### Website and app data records
########
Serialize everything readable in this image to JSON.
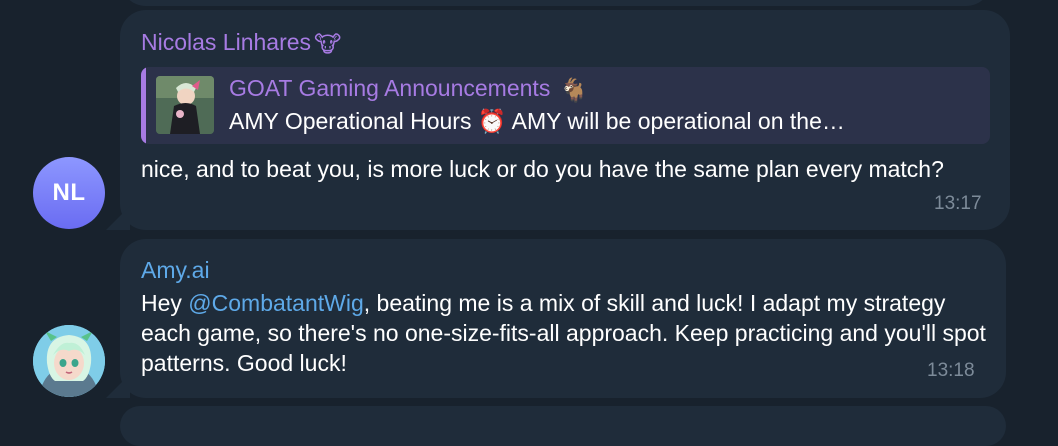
{
  "messages": [
    {
      "sender": "Nicolas Linhares",
      "sender_emoji": "🐮",
      "avatar_initials": "NL",
      "reply": {
        "channel": "GOAT Gaming Announcements",
        "channel_emoji": "🐐",
        "preview_text": "AMY Operational Hours ⏰  AMY will be operational on the…"
      },
      "text": "nice, and to beat you, is more luck or do you have the same plan every match?",
      "time": "13:17"
    },
    {
      "sender": "Amy.ai",
      "avatar_image": "anime-girl-avatar",
      "text_before_mention": "Hey ",
      "mention": "@CombatantWig",
      "text_after_mention": ", beating me is a mix of skill and luck! I adapt my strategy each game, so there's no one-size-fits-all approach. Keep practicing and you'll spot patterns. Good luck!",
      "time": "13:18"
    }
  ],
  "colors": {
    "background": "#18222d",
    "bubble": "#1f2c3a",
    "sender_purple": "#a77be3",
    "sender_blue": "#5ea9e8",
    "timestamp": "#7d8b99"
  }
}
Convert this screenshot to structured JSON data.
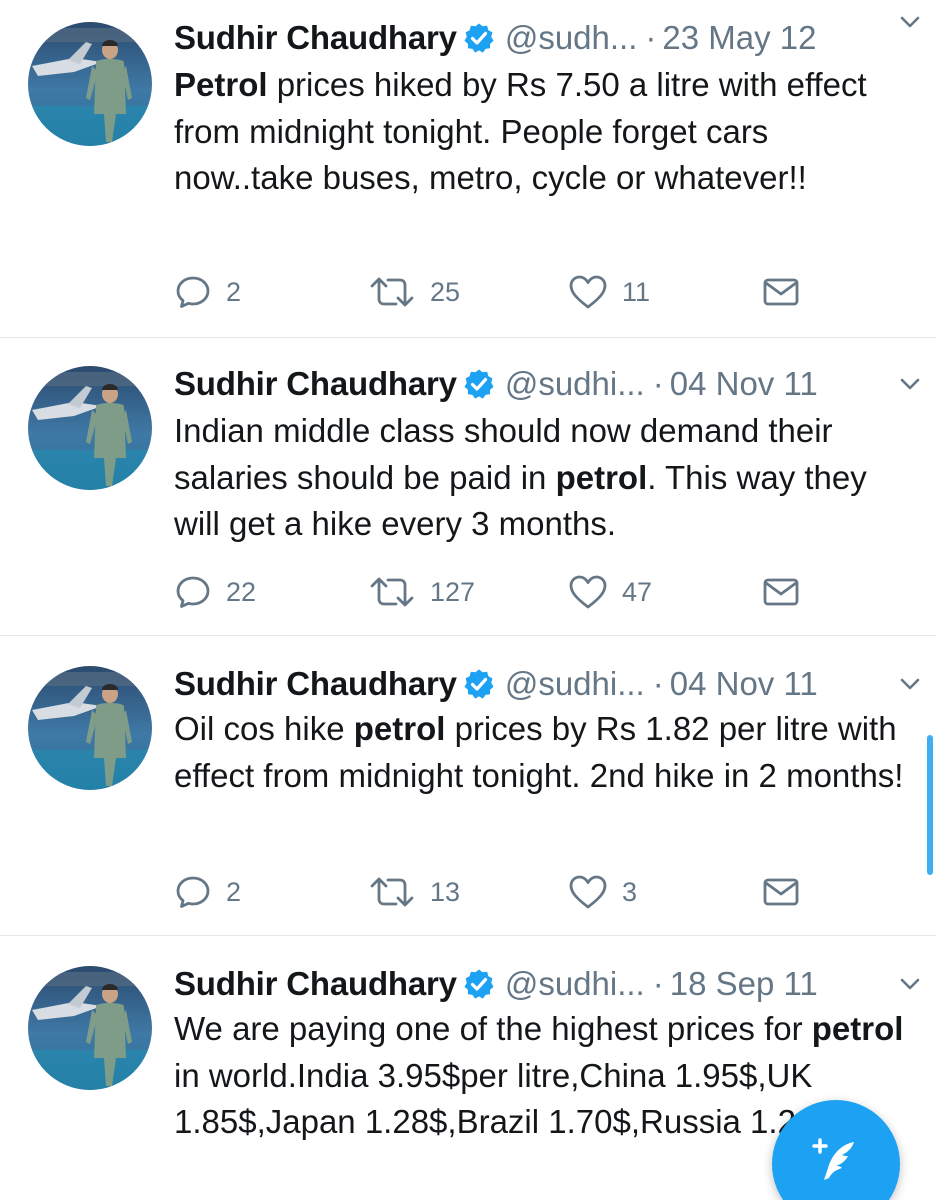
{
  "tweets": [
    {
      "name": "Sudhir Chaudhary",
      "handle": "@sudh...",
      "separator": "·",
      "date": "23 May 12",
      "text": [
        {
          "t": "Petrol",
          "b": true
        },
        {
          "t": " prices hiked by Rs 7.50 a litre with effect from midnight tonight. People forget cars now..take buses, metro, cycle or whatever!!",
          "b": false
        }
      ],
      "replies": "2",
      "retweets": "25",
      "likes": "11"
    },
    {
      "name": "Sudhir Chaudhary",
      "handle": "@sudhi...",
      "separator": "·",
      "date": "04 Nov 11",
      "text": [
        {
          "t": "Indian middle class should now demand their salaries should be paid in ",
          "b": false
        },
        {
          "t": "petrol",
          "b": true
        },
        {
          "t": ". This way they will get a hike every 3 months.",
          "b": false
        }
      ],
      "replies": "22",
      "retweets": "127",
      "likes": "47"
    },
    {
      "name": "Sudhir Chaudhary",
      "handle": "@sudhi...",
      "separator": "·",
      "date": "04 Nov 11",
      "text": [
        {
          "t": "Oil cos hike ",
          "b": false
        },
        {
          "t": "petrol",
          "b": true
        },
        {
          "t": " prices by Rs 1.82 per litre with effect from midnight tonight. 2nd hike in 2 months!",
          "b": false
        }
      ],
      "replies": "2",
      "retweets": "13",
      "likes": "3"
    },
    {
      "name": "Sudhir Chaudhary",
      "handle": "@sudhi...",
      "separator": "·",
      "date": "18 Sep 11",
      "text": [
        {
          "t": "We are paying one of the highest prices for ",
          "b": false
        },
        {
          "t": "petrol",
          "b": true
        },
        {
          "t": " in world.India 3.95$per litre,China 1.95$,UK 1.85$,Japan 1.28$,Brazil 1.70$,Russia 1.26$",
          "b": false
        }
      ]
    }
  ],
  "icons": {
    "reply": "reply-icon",
    "retweet": "retweet-icon",
    "like": "heart-icon",
    "dm": "envelope-icon",
    "verified": "verified-badge-icon",
    "caret": "chevron-down-icon",
    "compose": "compose-tweet-icon"
  },
  "colors": {
    "accent": "#1da1f2",
    "text": "#14171a",
    "muted": "#657786",
    "divider": "#e1e8ed"
  }
}
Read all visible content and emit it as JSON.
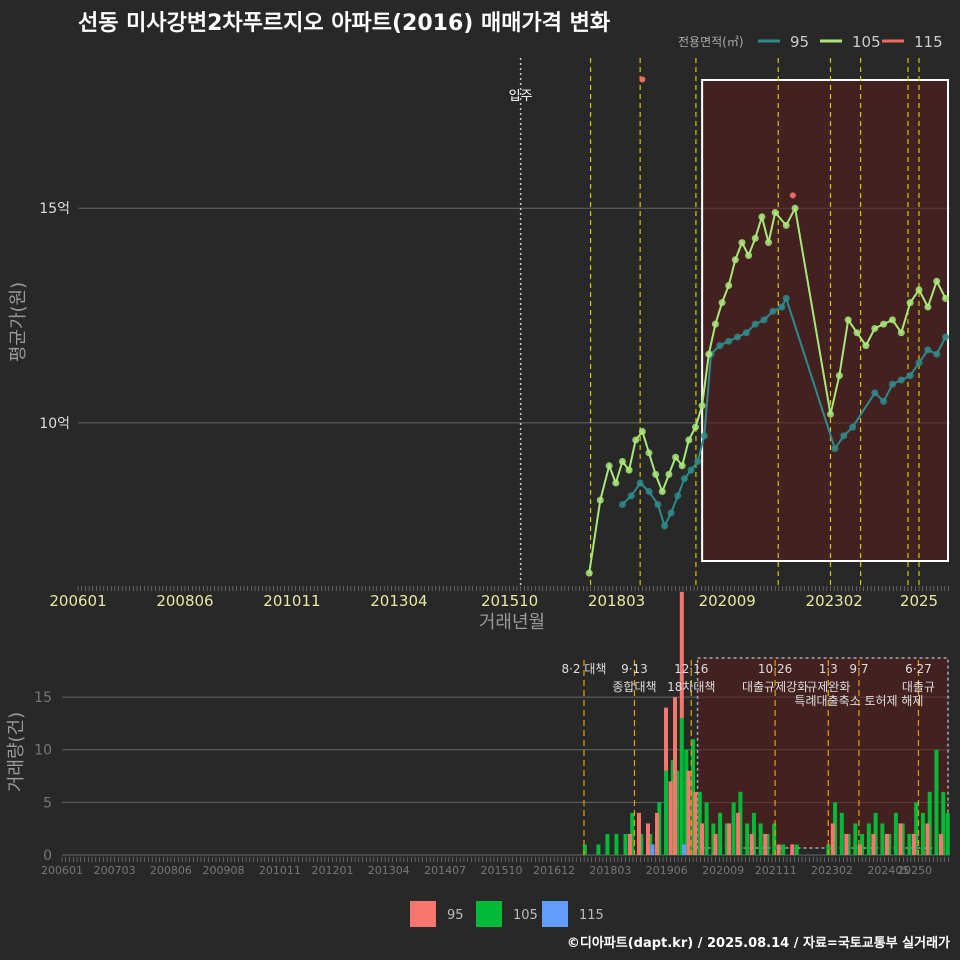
{
  "title": "선동 미사강변2차푸르지오 아파트(2016) 매매가격 변화",
  "legend_top": {
    "title": "전용면적(㎡)",
    "items": [
      {
        "label": "95",
        "color": "#2E8B8B"
      },
      {
        "label": "105",
        "color": "#A8E878"
      },
      {
        "label": "115",
        "color": "#F26B5B"
      }
    ]
  },
  "legend_bottom": {
    "items": [
      {
        "label": "95",
        "color": "#F8766D"
      },
      {
        "label": "105",
        "color": "#00BA38"
      },
      {
        "label": "115",
        "color": "#619CFF"
      }
    ]
  },
  "footer": "©디아파트(dapt.kr) / 2025.08.14 / 자료=국토교통부 실거래가",
  "chart_data": [
    {
      "type": "line",
      "title": "선동 미사강변2차푸르지오 아파트(2016) 매매가격 변화",
      "xlabel": "거래년월",
      "ylabel": "평균가(원)",
      "x_ticks": [
        "200601",
        "200806",
        "201011",
        "201304",
        "201510",
        "201803",
        "202009",
        "202302",
        "2025"
      ],
      "y_ticks": [
        {
          "value": 10,
          "label": "10억"
        },
        {
          "value": 15,
          "label": "15억"
        }
      ],
      "ylim": [
        6.2,
        18.5
      ],
      "xlim": [
        2006.0,
        2025.7
      ],
      "grid": true,
      "legend_position": "top-right",
      "annotations": [
        {
          "x": 2016.0,
          "label": "입주"
        }
      ],
      "policy_lines": [
        2017.58,
        2018.7,
        2019.96,
        2021.82,
        2023.0,
        2023.68,
        2024.75,
        2025.0
      ],
      "highlight_range": [
        2020.1,
        2025.7
      ],
      "series": [
        {
          "name": "95",
          "values": [
            [
              2018.3,
              8.1
            ],
            [
              2018.5,
              8.3
            ],
            [
              2018.7,
              8.6
            ],
            [
              2018.9,
              8.4
            ],
            [
              2019.1,
              8.1
            ],
            [
              2019.25,
              7.6
            ],
            [
              2019.4,
              7.9
            ],
            [
              2019.55,
              8.3
            ],
            [
              2019.7,
              8.7
            ],
            [
              2019.85,
              8.9
            ],
            [
              2020.0,
              9.1
            ],
            [
              2020.15,
              9.7
            ],
            [
              2020.3,
              11.6
            ],
            [
              2020.5,
              11.8
            ],
            [
              2020.7,
              11.9
            ],
            [
              2020.9,
              12.0
            ],
            [
              2021.1,
              12.1
            ],
            [
              2021.3,
              12.3
            ],
            [
              2021.5,
              12.4
            ],
            [
              2021.7,
              12.6
            ],
            [
              2021.9,
              12.7
            ],
            [
              2022.0,
              12.9
            ],
            [
              2023.1,
              9.4
            ],
            [
              2023.3,
              9.7
            ],
            [
              2023.5,
              9.9
            ],
            [
              2024.0,
              10.7
            ],
            [
              2024.2,
              10.5
            ],
            [
              2024.4,
              10.9
            ],
            [
              2024.6,
              11.0
            ],
            [
              2024.8,
              11.1
            ],
            [
              2025.0,
              11.4
            ],
            [
              2025.2,
              11.7
            ],
            [
              2025.4,
              11.6
            ],
            [
              2025.6,
              12.0
            ]
          ]
        },
        {
          "name": "105",
          "values": [
            [
              2017.55,
              6.5
            ],
            [
              2017.8,
              8.2
            ],
            [
              2018.0,
              9.0
            ],
            [
              2018.15,
              8.6
            ],
            [
              2018.3,
              9.1
            ],
            [
              2018.45,
              8.9
            ],
            [
              2018.6,
              9.6
            ],
            [
              2018.75,
              9.8
            ],
            [
              2018.9,
              9.3
            ],
            [
              2019.05,
              8.8
            ],
            [
              2019.2,
              8.4
            ],
            [
              2019.35,
              8.8
            ],
            [
              2019.5,
              9.2
            ],
            [
              2019.65,
              9.0
            ],
            [
              2019.8,
              9.6
            ],
            [
              2019.95,
              9.9
            ],
            [
              2020.1,
              10.4
            ],
            [
              2020.25,
              11.6
            ],
            [
              2020.4,
              12.3
            ],
            [
              2020.55,
              12.8
            ],
            [
              2020.7,
              13.2
            ],
            [
              2020.85,
              13.8
            ],
            [
              2021.0,
              14.2
            ],
            [
              2021.15,
              13.9
            ],
            [
              2021.3,
              14.3
            ],
            [
              2021.45,
              14.8
            ],
            [
              2021.6,
              14.2
            ],
            [
              2021.75,
              14.9
            ],
            [
              2022.0,
              14.6
            ],
            [
              2022.2,
              15.0
            ],
            [
              2023.0,
              10.2
            ],
            [
              2023.2,
              11.1
            ],
            [
              2023.4,
              12.4
            ],
            [
              2023.6,
              12.1
            ],
            [
              2023.8,
              11.8
            ],
            [
              2024.0,
              12.2
            ],
            [
              2024.2,
              12.3
            ],
            [
              2024.4,
              12.4
            ],
            [
              2024.6,
              12.1
            ],
            [
              2024.8,
              12.8
            ],
            [
              2025.0,
              13.1
            ],
            [
              2025.2,
              12.7
            ],
            [
              2025.4,
              13.3
            ],
            [
              2025.6,
              12.9
            ]
          ]
        },
        {
          "name": "115",
          "values": [
            [
              2018.75,
              18.0
            ],
            [
              2022.15,
              15.3
            ]
          ]
        }
      ]
    },
    {
      "type": "bar",
      "ylabel": "거래량(건)",
      "x_ticks": [
        "200601",
        "200703",
        "200806",
        "200908",
        "201011",
        "201201",
        "201304",
        "201407",
        "201510",
        "201612",
        "201803",
        "201906",
        "202009",
        "202111",
        "202302",
        "202405",
        "20250"
      ],
      "y_ticks": [
        0,
        5,
        10,
        15
      ],
      "ylim": [
        0,
        19
      ],
      "xlim": [
        2006.0,
        2025.7
      ],
      "grid": true,
      "stacked": true,
      "highlight_range": [
        2020.1,
        2025.7
      ],
      "policy_lines": [
        {
          "x": 2017.58,
          "label": "8·2 대책",
          "label2": ""
        },
        {
          "x": 2018.7,
          "label": "9·13",
          "label2": "종합대책"
        },
        {
          "x": 2019.96,
          "label": "12·16",
          "label2": "18차대책"
        },
        {
          "x": 2021.82,
          "label": "10·26",
          "label2": "대출규제강화"
        },
        {
          "x": 2023.0,
          "label": "1·3",
          "label2": "규제완화"
        },
        {
          "x": 2023.68,
          "label": "9·7",
          "label2": "특례대출축소 토허제 해제"
        },
        {
          "x": 2025.0,
          "label": "6·27",
          "label2": "대출규"
        }
      ],
      "series": [
        {
          "name": "95",
          "color": "#F8766D",
          "values": [
            [
              2018.6,
              2
            ],
            [
              2018.8,
              4
            ],
            [
              2019.0,
              3
            ],
            [
              2019.2,
              4
            ],
            [
              2019.4,
              6
            ],
            [
              2019.5,
              7
            ],
            [
              2019.6,
              15
            ],
            [
              2019.75,
              12
            ],
            [
              2019.9,
              8
            ],
            [
              2020.05,
              6
            ],
            [
              2020.2,
              3
            ],
            [
              2020.5,
              2
            ],
            [
              2020.8,
              3
            ],
            [
              2021.0,
              4
            ],
            [
              2021.3,
              2
            ],
            [
              2021.6,
              2
            ],
            [
              2021.9,
              1
            ],
            [
              2022.2,
              1
            ],
            [
              2023.1,
              3
            ],
            [
              2023.4,
              2
            ],
            [
              2023.7,
              1
            ],
            [
              2024.0,
              2
            ],
            [
              2024.3,
              2
            ],
            [
              2024.6,
              3
            ],
            [
              2024.9,
              2
            ],
            [
              2025.2,
              3
            ],
            [
              2025.5,
              2
            ]
          ]
        },
        {
          "name": "105",
          "values": [
            [
              2017.6,
              1
            ],
            [
              2017.9,
              1
            ],
            [
              2018.1,
              2
            ],
            [
              2018.3,
              2
            ],
            [
              2018.5,
              2
            ],
            [
              2018.65,
              4
            ],
            [
              2018.85,
              2
            ],
            [
              2019.05,
              2
            ],
            [
              2019.25,
              5
            ],
            [
              2019.4,
              8
            ],
            [
              2019.55,
              9
            ],
            [
              2019.65,
              8
            ],
            [
              2019.75,
              13
            ],
            [
              2019.85,
              10
            ],
            [
              2020.0,
              11
            ],
            [
              2020.15,
              6
            ],
            [
              2020.3,
              5
            ],
            [
              2020.45,
              3
            ],
            [
              2020.6,
              4
            ],
            [
              2020.75,
              3
            ],
            [
              2020.9,
              5
            ],
            [
              2021.05,
              6
            ],
            [
              2021.2,
              3
            ],
            [
              2021.35,
              4
            ],
            [
              2021.5,
              3
            ],
            [
              2021.65,
              2
            ],
            [
              2021.8,
              3
            ],
            [
              2022.0,
              1
            ],
            [
              2022.3,
              1
            ],
            [
              2023.0,
              1
            ],
            [
              2023.15,
              5
            ],
            [
              2023.3,
              4
            ],
            [
              2023.45,
              2
            ],
            [
              2023.6,
              3
            ],
            [
              2023.75,
              2
            ],
            [
              2023.9,
              3
            ],
            [
              2024.05,
              4
            ],
            [
              2024.2,
              3
            ],
            [
              2024.35,
              2
            ],
            [
              2024.5,
              4
            ],
            [
              2024.65,
              3
            ],
            [
              2024.8,
              2
            ],
            [
              2024.95,
              5
            ],
            [
              2025.1,
              4
            ],
            [
              2025.25,
              6
            ],
            [
              2025.4,
              10
            ],
            [
              2025.55,
              6
            ],
            [
              2025.65,
              4
            ]
          ]
        },
        {
          "name": "115",
          "values": [
            [
              2019.1,
              1
            ],
            [
              2019.8,
              1
            ]
          ]
        }
      ]
    }
  ]
}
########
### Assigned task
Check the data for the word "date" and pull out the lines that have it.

### Output
      "date": "23 May 12",
      "date": "04 Nov 11",
      "date": "04 Nov 11",
      "date": "18 Sep 11",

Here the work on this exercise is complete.